The preparation of the Bay of Pigs invasion entered its final stage in March 1961, with the CIA station officers in Guatemala involved in a feverish traffic of encrypted cables to and from the United States, unaware that one of those reports on the training of the invading brigade in the Central American country would alert the Cuban leadership to the details of the attack.
However, it was not the Cuban security services that disclosed the said plans. The secret came to light thanks to a combination of chance, perseverance and the extraordinary talent of Rodolfo Walsh, a 32-year-old Argentine writer and journalist, who in 1960 was working as head of Special Services of Prensa Latina Agency in Havana, where a young Gabriel García Márquez who had just started a career in journalism also worked.
Ricardo Massetti, another Argentinean journalist, founded and directed this agency in 1959, inspired by Fidel Castro and Ernesto Che Guevara, to overcome the information blockade of the Western press on the Cuban Revolution.
In his eagerness to perfect the Agency's work, the young director established a systematic surveillance program that involved the daily examination and immediate printing of news dispatches received by radio wave, as this was the basic technology used for journalistic communications.
Routine was broken when Massetti's office received a long coded message from the Guatemalan communications company Tropical Cable that aroused many people’s—and especially Walsh’s—suspicions, eventually deciphered after weeks of work with only the help of an elementary text on the subject.

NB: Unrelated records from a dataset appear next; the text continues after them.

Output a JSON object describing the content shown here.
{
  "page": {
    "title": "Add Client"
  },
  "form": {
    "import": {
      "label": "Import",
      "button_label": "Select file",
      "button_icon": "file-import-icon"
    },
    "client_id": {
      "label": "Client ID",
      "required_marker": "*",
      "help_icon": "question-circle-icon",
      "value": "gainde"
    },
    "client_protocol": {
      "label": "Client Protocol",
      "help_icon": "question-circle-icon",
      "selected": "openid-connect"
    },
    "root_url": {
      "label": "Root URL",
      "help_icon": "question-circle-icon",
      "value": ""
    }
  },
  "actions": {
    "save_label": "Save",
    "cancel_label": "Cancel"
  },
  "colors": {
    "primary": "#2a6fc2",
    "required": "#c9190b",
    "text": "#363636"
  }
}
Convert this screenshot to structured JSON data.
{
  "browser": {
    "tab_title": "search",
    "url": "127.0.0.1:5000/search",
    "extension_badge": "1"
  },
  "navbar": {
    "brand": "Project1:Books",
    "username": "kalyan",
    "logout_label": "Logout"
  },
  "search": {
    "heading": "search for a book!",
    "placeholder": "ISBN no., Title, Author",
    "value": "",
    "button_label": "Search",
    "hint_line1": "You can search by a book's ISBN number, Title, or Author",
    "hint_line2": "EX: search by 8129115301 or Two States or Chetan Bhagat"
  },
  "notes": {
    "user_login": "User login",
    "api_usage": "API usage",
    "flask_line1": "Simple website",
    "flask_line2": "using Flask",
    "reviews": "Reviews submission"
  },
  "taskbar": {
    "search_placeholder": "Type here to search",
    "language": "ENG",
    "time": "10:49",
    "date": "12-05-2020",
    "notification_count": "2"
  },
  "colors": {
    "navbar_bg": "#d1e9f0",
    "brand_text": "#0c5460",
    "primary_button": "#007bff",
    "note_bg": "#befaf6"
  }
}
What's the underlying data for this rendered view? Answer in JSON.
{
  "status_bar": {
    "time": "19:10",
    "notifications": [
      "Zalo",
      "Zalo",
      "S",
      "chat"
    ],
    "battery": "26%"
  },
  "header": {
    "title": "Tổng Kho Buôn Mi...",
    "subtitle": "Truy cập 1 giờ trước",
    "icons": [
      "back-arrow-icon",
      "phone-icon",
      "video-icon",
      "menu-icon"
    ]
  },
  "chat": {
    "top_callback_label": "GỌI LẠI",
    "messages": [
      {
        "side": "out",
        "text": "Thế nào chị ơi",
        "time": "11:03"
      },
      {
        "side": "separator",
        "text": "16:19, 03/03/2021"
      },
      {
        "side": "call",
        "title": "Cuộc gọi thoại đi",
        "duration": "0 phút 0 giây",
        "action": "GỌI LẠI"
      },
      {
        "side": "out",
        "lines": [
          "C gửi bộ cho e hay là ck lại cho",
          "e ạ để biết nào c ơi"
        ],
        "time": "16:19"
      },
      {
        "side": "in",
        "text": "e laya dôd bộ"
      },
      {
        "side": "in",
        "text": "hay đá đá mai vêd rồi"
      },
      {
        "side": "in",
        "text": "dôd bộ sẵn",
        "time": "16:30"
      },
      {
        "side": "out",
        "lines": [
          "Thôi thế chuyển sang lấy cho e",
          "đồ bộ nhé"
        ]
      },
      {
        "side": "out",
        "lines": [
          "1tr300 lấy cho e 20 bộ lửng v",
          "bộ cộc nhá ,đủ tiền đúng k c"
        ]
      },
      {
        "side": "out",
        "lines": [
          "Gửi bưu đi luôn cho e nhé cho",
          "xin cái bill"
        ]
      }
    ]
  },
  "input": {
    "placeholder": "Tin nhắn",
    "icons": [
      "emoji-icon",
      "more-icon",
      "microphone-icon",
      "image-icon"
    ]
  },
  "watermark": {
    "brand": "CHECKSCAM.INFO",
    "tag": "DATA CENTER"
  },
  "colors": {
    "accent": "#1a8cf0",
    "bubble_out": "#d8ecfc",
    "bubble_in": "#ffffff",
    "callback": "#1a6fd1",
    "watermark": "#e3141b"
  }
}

The story might have consigned to oblivion or remained a secret of the past, but in 1977 Gabriel ‘Gabo’ García Márquez wrote the article "Rodolfo Walsh, the writer who got ahead of the CIA" about his friend’s aforesaid adventure.
As Gabo revealed in the article, "The cable, addressed to Washington by the head of the CIA in Guatemala (…) was a detailed report of the preparations for a landing in Cuba on behalf of the U.S. government. It even revealed the place where the recruits were beginning to prepare; the Retalhuleu hacienda, an old coffee plantation in the north of Guatemala".
He explained that he shared with Massetti the idea of sending Walsh to Guatemala with a false passport and under the façade of a Protestant church pastor, via Nicaragua and Panama, "until he found the exact location of the training camp. If he managed to gain the confidence of a recruit,
he could have written an exceptional report. The whole plan failed because Rodolfo Walsh was arrested in Panama due to an information error of the Isthmian government. His identity was then so well established that he did not dare to insist on his charade as a bible salesman."
That episode of solidarity with the Cuban Revolution in the days leading up to the Bay of Pigs invasion did not remain an isolated fact of Walsh's youth, who would devote the rest of his life to literature and revolutionary journalism against the pro-imperialist regimes in the region. Consistent with those principles, he became a clandestine fighter in his homeland, Argentina, during the last military dictatorship.
On March 25, 1977, in Buenos Aires, a task force of the largest torture and death center, Escuela de Mecánica de la Armada (ESMA), surrounded Rodolfo Walsh and shot him to death.